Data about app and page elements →
▶
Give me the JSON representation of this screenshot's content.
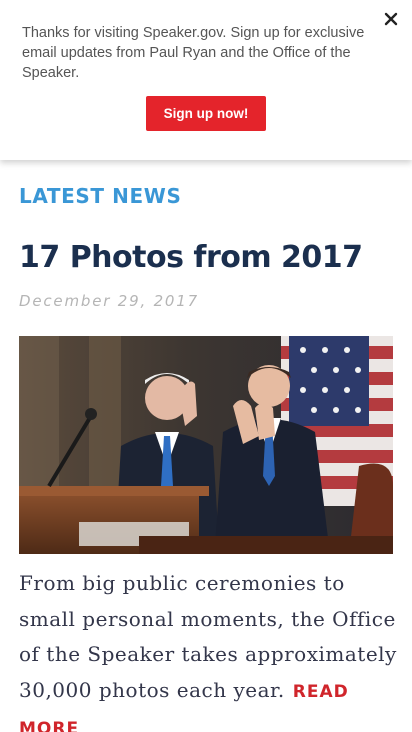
{
  "banner": {
    "message": "Thanks for visiting Speaker.gov. Sign up for exclusive email updates from Paul Ryan and the Office of the Speaker.",
    "signup_label": "Sign up now!",
    "close_icon": "close-icon",
    "button_color": "#e4242b"
  },
  "main": {
    "section_label": "LATEST NEWS",
    "article": {
      "title": "17 Photos from 2017",
      "date": "December 29, 2017",
      "excerpt": "From big public ceremonies to small personal moments, the Office of the Speaker takes approximately 30,000 photos each year.",
      "read_more_label": "READ MORE"
    }
  },
  "colors": {
    "accent_blue": "#3a97d6",
    "title_navy": "#1b2f4e",
    "read_more_red": "#d0252b",
    "date_gray": "#b5b5b5"
  }
}
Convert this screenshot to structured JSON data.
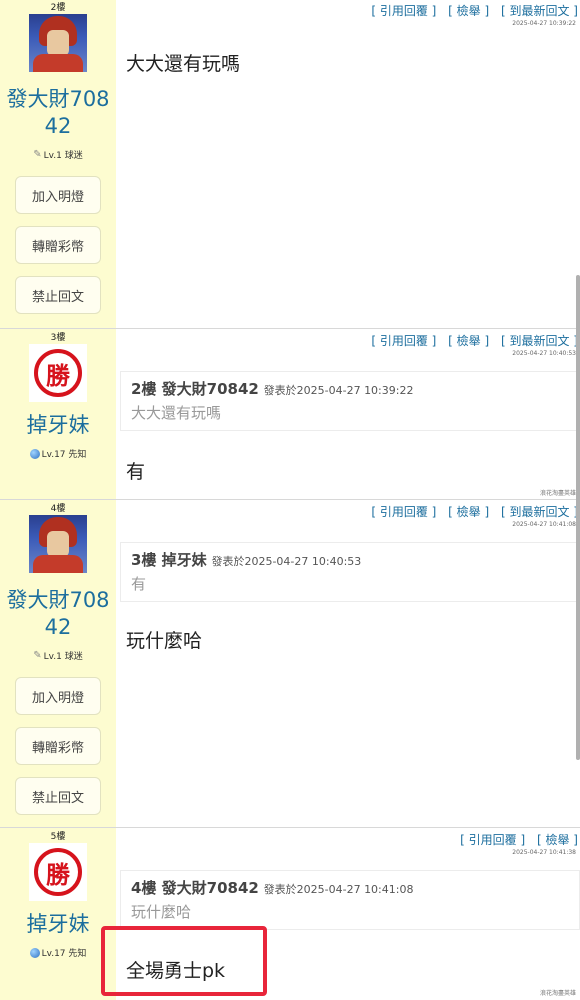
{
  "actions": {
    "quote": "[ 引用回覆 ]",
    "report": "[ 檢舉 ]",
    "latest": "[ 到最新回文 ]"
  },
  "side_buttons": {
    "light": "加入明燈",
    "gift": "轉贈彩幣",
    "ban": "禁止回文"
  },
  "posts": [
    {
      "floor": "2樓",
      "user": "發大財70842",
      "level": "Lv.1 球迷",
      "timestamp": "2025-04-27 10:39:22",
      "content": "大大還有玩嗎"
    },
    {
      "floor": "3樓",
      "user": "掉牙妹",
      "level": "Lv.17 先知",
      "timestamp": "2025-04-27 10:40:53",
      "quote": {
        "ref": "2樓 發大財70842",
        "posted": "發表於2025-04-27 10:39:22",
        "text": "大大還有玩嗎"
      },
      "content": "有",
      "signature": "浪花淘盡英雄"
    },
    {
      "floor": "4樓",
      "user": "發大財70842",
      "level": "Lv.1 球迷",
      "timestamp": "2025-04-27 10:41:08",
      "quote": {
        "ref": "3樓 掉牙妹",
        "posted": "發表於2025-04-27 10:40:53",
        "text": "有"
      },
      "content": "玩什麼哈"
    },
    {
      "floor": "5樓",
      "user": "掉牙妹",
      "level": "Lv.17 先知",
      "timestamp": "2025-04-27 10:41:38",
      "quote": {
        "ref": "4樓 發大財70842",
        "posted": "發表於2025-04-27 10:41:08",
        "text": "玩什麼哈"
      },
      "content": "全場勇士pk",
      "signature": "浪花淘盡英雄"
    }
  ],
  "avatar_text": "勝",
  "colors": {
    "sidebar": "#fdfcd0",
    "link": "#1c6e9e",
    "highlight": "#e8253a"
  }
}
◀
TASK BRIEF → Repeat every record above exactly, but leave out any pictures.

RESPONSE FOR THIS EXERCISE →
Give me the JSON representation of this screenshot's content.
{
  "banner": {
    "message": "Thanks for visiting Speaker.gov. Sign up for exclusive email updates from Paul Ryan and the Office of the Speaker.",
    "signup_label": "Sign up now!",
    "close_icon": "close-icon",
    "button_color": "#e4242b"
  },
  "main": {
    "section_label": "LATEST NEWS",
    "article": {
      "title": "17 Photos from 2017",
      "date": "December 29, 2017",
      "excerpt": "From big public ceremonies to small personal moments, the Office of the Speaker takes approximately 30,000 photos each year.",
      "read_more_label": "READ MORE"
    }
  },
  "colors": {
    "accent_blue": "#3a97d6",
    "title_navy": "#1b2f4e",
    "read_more_red": "#d0252b",
    "date_gray": "#b5b5b5"
  }
}
Convert this screenshot to structured JSON data.
{
  "actions": {
    "quote": "[ 引用回覆 ]",
    "report": "[ 檢舉 ]",
    "latest": "[ 到最新回文 ]"
  },
  "side_buttons": {
    "light": "加入明燈",
    "gift": "轉贈彩幣",
    "ban": "禁止回文"
  },
  "posts": [
    {
      "floor": "2樓",
      "user": "發大財70842",
      "level": "Lv.1 球迷",
      "timestamp": "2025-04-27 10:39:22",
      "content": "大大還有玩嗎"
    },
    {
      "floor": "3樓",
      "user": "掉牙妹",
      "level": "Lv.17 先知",
      "timestamp": "2025-04-27 10:40:53",
      "quote": {
        "ref": "2樓 發大財70842",
        "posted": "發表於2025-04-27 10:39:22",
        "text": "大大還有玩嗎"
      },
      "content": "有",
      "signature": "浪花淘盡英雄"
    },
    {
      "floor": "4樓",
      "user": "發大財70842",
      "level": "Lv.1 球迷",
      "timestamp": "2025-04-27 10:41:08",
      "quote": {
        "ref": "3樓 掉牙妹",
        "posted": "發表於2025-04-27 10:40:53",
        "text": "有"
      },
      "content": "玩什麼哈"
    },
    {
      "floor": "5樓",
      "user": "掉牙妹",
      "level": "Lv.17 先知",
      "timestamp": "2025-04-27 10:41:38",
      "quote": {
        "ref": "4樓 發大財70842",
        "posted": "發表於2025-04-27 10:41:08",
        "text": "玩什麼哈"
      },
      "content": "全場勇士pk",
      "signature": "浪花淘盡英雄"
    }
  ],
  "avatar_text": "勝",
  "colors": {
    "sidebar": "#fdfcd0",
    "link": "#1c6e9e",
    "highlight": "#e8253a"
  }
}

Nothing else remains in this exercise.